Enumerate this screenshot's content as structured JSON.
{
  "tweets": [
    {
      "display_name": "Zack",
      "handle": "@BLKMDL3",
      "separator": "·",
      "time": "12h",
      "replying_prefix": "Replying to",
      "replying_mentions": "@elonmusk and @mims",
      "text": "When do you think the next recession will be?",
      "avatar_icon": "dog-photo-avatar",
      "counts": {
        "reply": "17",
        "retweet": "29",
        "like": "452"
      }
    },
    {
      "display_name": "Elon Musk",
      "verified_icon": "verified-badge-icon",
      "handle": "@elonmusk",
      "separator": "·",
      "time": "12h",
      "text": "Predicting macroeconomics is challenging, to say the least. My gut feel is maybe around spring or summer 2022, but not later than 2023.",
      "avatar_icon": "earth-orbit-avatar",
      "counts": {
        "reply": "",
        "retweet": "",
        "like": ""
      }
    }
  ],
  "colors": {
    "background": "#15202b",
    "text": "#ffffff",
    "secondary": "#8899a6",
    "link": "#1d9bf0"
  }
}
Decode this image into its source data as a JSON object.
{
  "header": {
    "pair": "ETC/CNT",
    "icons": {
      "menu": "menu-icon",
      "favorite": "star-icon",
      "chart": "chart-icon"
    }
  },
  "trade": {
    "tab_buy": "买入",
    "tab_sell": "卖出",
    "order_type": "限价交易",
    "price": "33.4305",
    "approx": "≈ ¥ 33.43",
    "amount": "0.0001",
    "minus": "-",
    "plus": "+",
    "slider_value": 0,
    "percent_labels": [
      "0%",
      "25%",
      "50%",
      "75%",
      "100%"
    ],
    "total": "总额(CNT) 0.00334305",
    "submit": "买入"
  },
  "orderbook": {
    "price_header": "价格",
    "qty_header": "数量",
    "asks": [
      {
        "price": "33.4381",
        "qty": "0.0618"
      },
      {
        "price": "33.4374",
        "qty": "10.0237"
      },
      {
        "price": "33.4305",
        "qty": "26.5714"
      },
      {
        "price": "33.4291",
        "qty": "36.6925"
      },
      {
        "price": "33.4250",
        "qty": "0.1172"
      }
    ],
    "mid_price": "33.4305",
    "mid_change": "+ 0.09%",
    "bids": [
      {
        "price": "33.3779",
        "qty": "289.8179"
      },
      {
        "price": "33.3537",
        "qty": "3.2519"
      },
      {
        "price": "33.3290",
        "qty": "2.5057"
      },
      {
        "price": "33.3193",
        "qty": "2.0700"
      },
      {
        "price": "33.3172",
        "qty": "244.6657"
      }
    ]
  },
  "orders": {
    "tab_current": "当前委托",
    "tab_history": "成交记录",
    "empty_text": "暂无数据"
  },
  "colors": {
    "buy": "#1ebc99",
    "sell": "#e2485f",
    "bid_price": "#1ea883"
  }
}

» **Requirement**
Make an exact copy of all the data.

» **Written solution**
Enumerate this screenshot's content as structured JSON.
{
  "tweets": [
    {
      "display_name": "Zack",
      "handle": "@BLKMDL3",
      "separator": "·",
      "time": "12h",
      "replying_prefix": "Replying to",
      "replying_mentions": "@elonmusk and @mims",
      "text": "When do you think the next recession will be?",
      "avatar_icon": "dog-photo-avatar",
      "counts": {
        "reply": "17",
        "retweet": "29",
        "like": "452"
      }
    },
    {
      "display_name": "Elon Musk",
      "verified_icon": "verified-badge-icon",
      "handle": "@elonmusk",
      "separator": "·",
      "time": "12h",
      "text": "Predicting macroeconomics is challenging, to say the least. My gut feel is maybe around spring or summer 2022, but not later than 2023.",
      "avatar_icon": "earth-orbit-avatar",
      "counts": {
        "reply": "",
        "retweet": "",
        "like": ""
      }
    }
  ],
  "colors": {
    "background": "#15202b",
    "text": "#ffffff",
    "secondary": "#8899a6",
    "link": "#1d9bf0"
  }
}
Decode this image into its source data as a JSON object.
{
  "header": {
    "pair": "ETC/CNT",
    "icons": {
      "menu": "menu-icon",
      "favorite": "star-icon",
      "chart": "chart-icon"
    }
  },
  "trade": {
    "tab_buy": "买入",
    "tab_sell": "卖出",
    "order_type": "限价交易",
    "price": "33.4305",
    "approx": "≈ ¥ 33.43",
    "amount": "0.0001",
    "minus": "-",
    "plus": "+",
    "slider_value": 0,
    "percent_labels": [
      "0%",
      "25%",
      "50%",
      "75%",
      "100%"
    ],
    "total": "总额(CNT) 0.00334305",
    "submit": "买入"
  },
  "orderbook": {
    "price_header": "价格",
    "qty_header": "数量",
    "asks": [
      {
        "price": "33.4381",
        "qty": "0.0618"
      },
      {
        "price": "33.4374",
        "qty": "10.0237"
      },
      {
        "price": "33.4305",
        "qty": "26.5714"
      },
      {
        "price": "33.4291",
        "qty": "36.6925"
      },
      {
        "price": "33.4250",
        "qty": "0.1172"
      }
    ],
    "mid_price": "33.4305",
    "mid_change": "+ 0.09%",
    "bids": [
      {
        "price": "33.3779",
        "qty": "289.8179"
      },
      {
        "price": "33.3537",
        "qty": "3.2519"
      },
      {
        "price": "33.3290",
        "qty": "2.5057"
      },
      {
        "price": "33.3193",
        "qty": "2.0700"
      },
      {
        "price": "33.3172",
        "qty": "244.6657"
      }
    ]
  },
  "orders": {
    "tab_current": "当前委托",
    "tab_history": "成交记录",
    "empty_text": "暂无数据"
  },
  "colors": {
    "buy": "#1ebc99",
    "sell": "#e2485f",
    "bid_price": "#1ea883"
  }
}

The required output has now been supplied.